Reproduce the records below exactly; the images should not appear.
>>>
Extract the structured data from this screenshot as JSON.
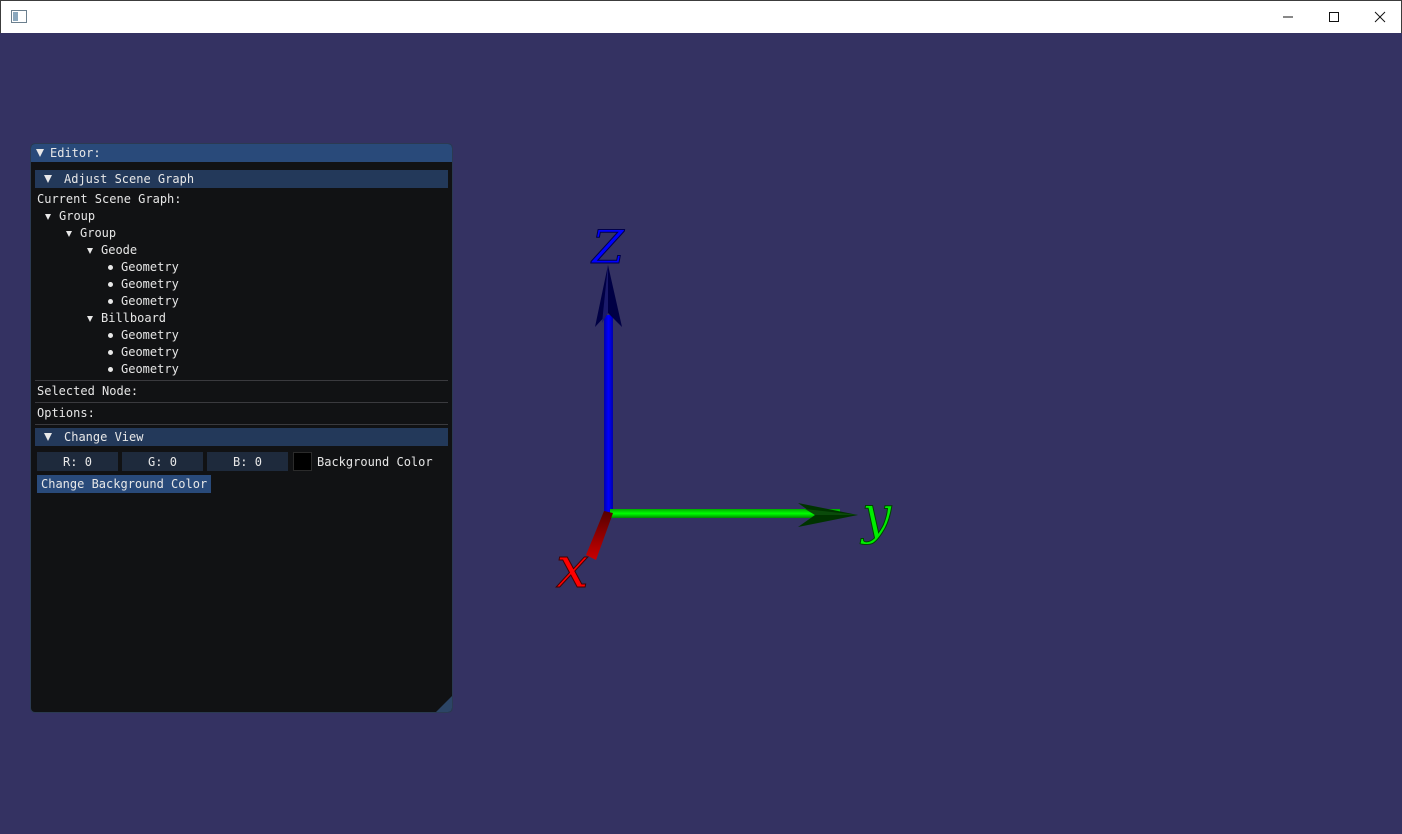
{
  "window": {
    "title": "",
    "controls": {
      "minimize": "minimize-icon",
      "maximize": "maximize-icon",
      "close": "close-icon"
    }
  },
  "colors": {
    "background": "#343262",
    "panel": "#111214",
    "title_active": "#294a7a",
    "header": "#23395a",
    "z_axis": "#0000ff",
    "y_axis": "#00dd00",
    "x_axis": "#ff0000"
  },
  "editor": {
    "title": "Editor:",
    "scene_section": {
      "header": "Adjust Scene Graph",
      "current_label": "Current Scene Graph:",
      "tree": {
        "root": "Group",
        "child_group": "Group",
        "geode": "Geode",
        "geode_items": [
          "Geometry",
          "Geometry",
          "Geometry"
        ],
        "billboard": "Billboard",
        "billboard_items": [
          "Geometry",
          "Geometry",
          "Geometry"
        ]
      },
      "selected_label": "Selected Node:",
      "options_label": "Options:"
    },
    "view_section": {
      "header": "Change View",
      "r": "R:  0",
      "g": "G:  0",
      "b": "B:  0",
      "bg_label": "Background Color",
      "button": "Change Background Color"
    }
  },
  "axes": {
    "z_label": "Z",
    "y_label": "y",
    "x_label": "x"
  }
}
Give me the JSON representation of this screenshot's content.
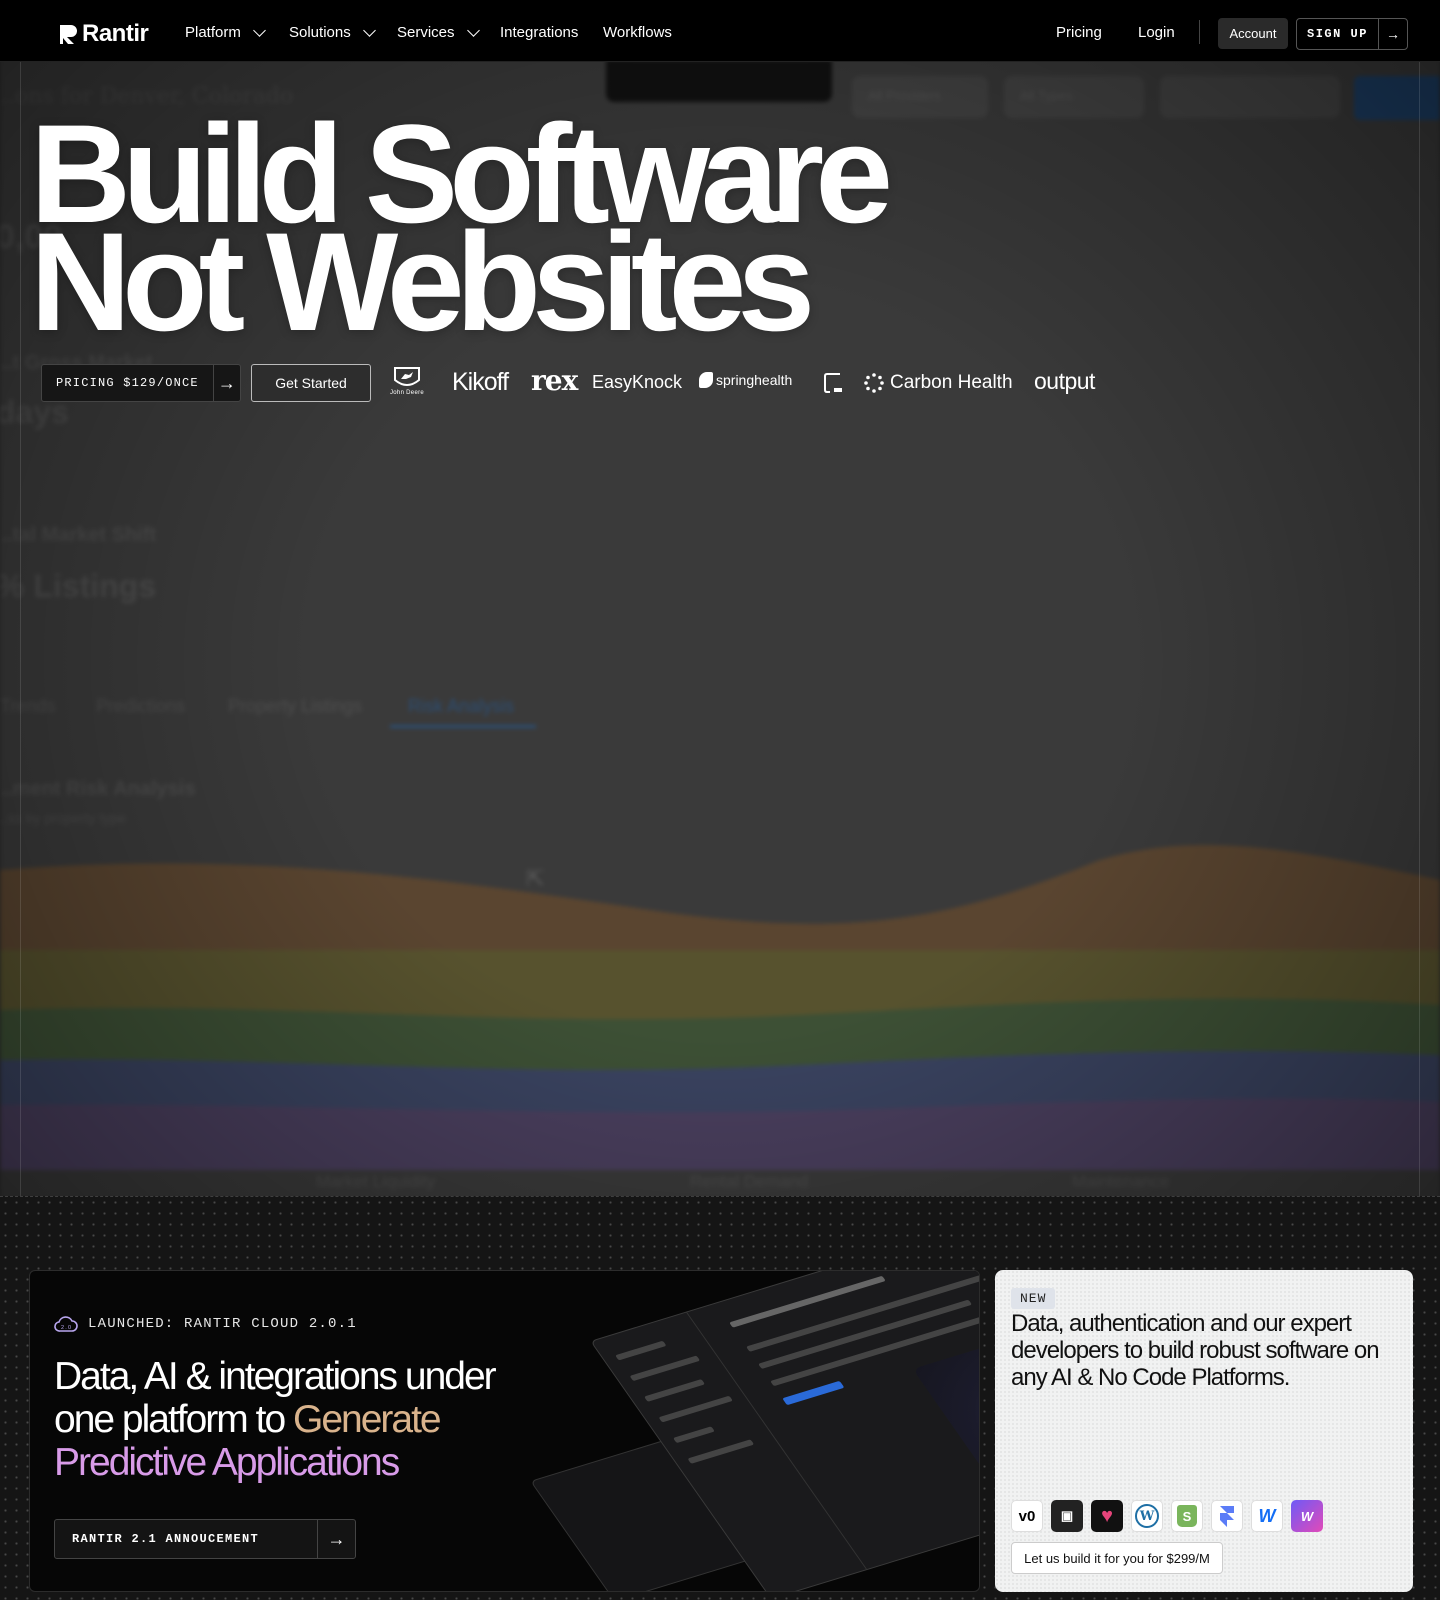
{
  "nav": {
    "logo": "Rantir",
    "items": [
      {
        "label": "Platform",
        "dropdown": true
      },
      {
        "label": "Solutions",
        "dropdown": true
      },
      {
        "label": "Services",
        "dropdown": true
      },
      {
        "label": "Integrations",
        "dropdown": false
      },
      {
        "label": "Workflows",
        "dropdown": false
      }
    ],
    "pricing": "Pricing",
    "login": "Login",
    "account": "Account",
    "signup": "SIGN UP"
  },
  "hero": {
    "line1": "Build Software",
    "line2": "Not Websites",
    "pricing_button": "PRICING $129/ONCE",
    "get_started": "Get Started",
    "clients": [
      "John Deere",
      "Kikoff",
      "rex",
      "EasyKnock",
      "springhealth",
      "Carbon Health",
      "output"
    ]
  },
  "background_dashboard": {
    "title": "...ons for Denver, Colorado",
    "filters": [
      "All Providers",
      "All Types"
    ],
    "big_value": "0,00",
    "metric1_label": "...t Gross Market",
    "metric1_value": "days",
    "metric2_label": "...tal Market Shift",
    "metric2_value": "% Listings",
    "tabs": [
      "Trends",
      "Predictions",
      "Property Listings",
      "Risk Analysis"
    ],
    "active_tab": "Risk Analysis",
    "section_title": "...ment Risk Analysis",
    "section_subtitle": "...ss by property type",
    "axis": [
      "Market Liquidity",
      "Rental Demand",
      "Maintenance"
    ]
  },
  "launch_card": {
    "badge": "LAUNCHED: RANTIR CLOUD 2.0.1",
    "headline_plain": "Data, AI & integrations under one platform to ",
    "headline_gold": "Generate",
    "headline_pink": "Predictive Applications",
    "button": "RANTIR 2.1 ANNOUCEMENT"
  },
  "new_card": {
    "badge": "NEW",
    "description": "Data, authentication and our expert developers to build robust software on any AI & No Code Platforms.",
    "tools": [
      "v0",
      "Bolt",
      "Lovable",
      "WordPress",
      "Shopify",
      "Framer",
      "Webflow",
      "Wized"
    ],
    "button": "Let us build it for you for $299/M"
  },
  "colors": {
    "accent_gold": "#d9b38c",
    "accent_pink": "#d89be8",
    "nav_bg": "#000000"
  }
}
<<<
§ Response to the exercise
Extract the structured data from this screenshot as JSON.
{
  "window": {
    "title": "",
    "controls": {
      "minimize": "minimize-icon",
      "maximize": "maximize-icon",
      "close": "close-icon"
    }
  },
  "colors": {
    "background": "#343262",
    "panel": "#111214",
    "title_active": "#294a7a",
    "header": "#23395a",
    "z_axis": "#0000ff",
    "y_axis": "#00dd00",
    "x_axis": "#ff0000"
  },
  "editor": {
    "title": "Editor:",
    "scene_section": {
      "header": "Adjust Scene Graph",
      "current_label": "Current Scene Graph:",
      "tree": {
        "root": "Group",
        "child_group": "Group",
        "geode": "Geode",
        "geode_items": [
          "Geometry",
          "Geometry",
          "Geometry"
        ],
        "billboard": "Billboard",
        "billboard_items": [
          "Geometry",
          "Geometry",
          "Geometry"
        ]
      },
      "selected_label": "Selected Node:",
      "options_label": "Options:"
    },
    "view_section": {
      "header": "Change View",
      "r": "R:  0",
      "g": "G:  0",
      "b": "B:  0",
      "bg_label": "Background Color",
      "button": "Change Background Color"
    }
  },
  "axes": {
    "z_label": "Z",
    "y_label": "y",
    "x_label": "x"
  }
}
Give me the JSON representation of this screenshot's content.
{
  "nav": {
    "logo": "Rantir",
    "items": [
      {
        "label": "Platform",
        "dropdown": true
      },
      {
        "label": "Solutions",
        "dropdown": true
      },
      {
        "label": "Services",
        "dropdown": true
      },
      {
        "label": "Integrations",
        "dropdown": false
      },
      {
        "label": "Workflows",
        "dropdown": false
      }
    ],
    "pricing": "Pricing",
    "login": "Login",
    "account": "Account",
    "signup": "SIGN UP"
  },
  "hero": {
    "line1": "Build Software",
    "line2": "Not Websites",
    "pricing_button": "PRICING $129/ONCE",
    "get_started": "Get Started",
    "clients": [
      "John Deere",
      "Kikoff",
      "rex",
      "EasyKnock",
      "springhealth",
      "Carbon Health",
      "output"
    ]
  },
  "background_dashboard": {
    "title": "...ons for Denver, Colorado",
    "filters": [
      "All Providers",
      "All Types"
    ],
    "big_value": "0,00",
    "metric1_label": "...t Gross Market",
    "metric1_value": "days",
    "metric2_label": "...tal Market Shift",
    "metric2_value": "% Listings",
    "tabs": [
      "Trends",
      "Predictions",
      "Property Listings",
      "Risk Analysis"
    ],
    "active_tab": "Risk Analysis",
    "section_title": "...ment Risk Analysis",
    "section_subtitle": "...ss by property type",
    "axis": [
      "Market Liquidity",
      "Rental Demand",
      "Maintenance"
    ]
  },
  "launch_card": {
    "badge": "LAUNCHED: RANTIR CLOUD 2.0.1",
    "headline_plain": "Data, AI & integrations under one platform to ",
    "headline_gold": "Generate",
    "headline_pink": "Predictive Applications",
    "button": "RANTIR 2.1 ANNOUCEMENT"
  },
  "new_card": {
    "badge": "NEW",
    "description": "Data, authentication and our expert developers to build robust software on any AI & No Code Platforms.",
    "tools": [
      "v0",
      "Bolt",
      "Lovable",
      "WordPress",
      "Shopify",
      "Framer",
      "Webflow",
      "Wized"
    ],
    "button": "Let us build it for you for $299/M"
  },
  "colors": {
    "accent_gold": "#d9b38c",
    "accent_pink": "#d89be8",
    "nav_bg": "#000000"
  }
}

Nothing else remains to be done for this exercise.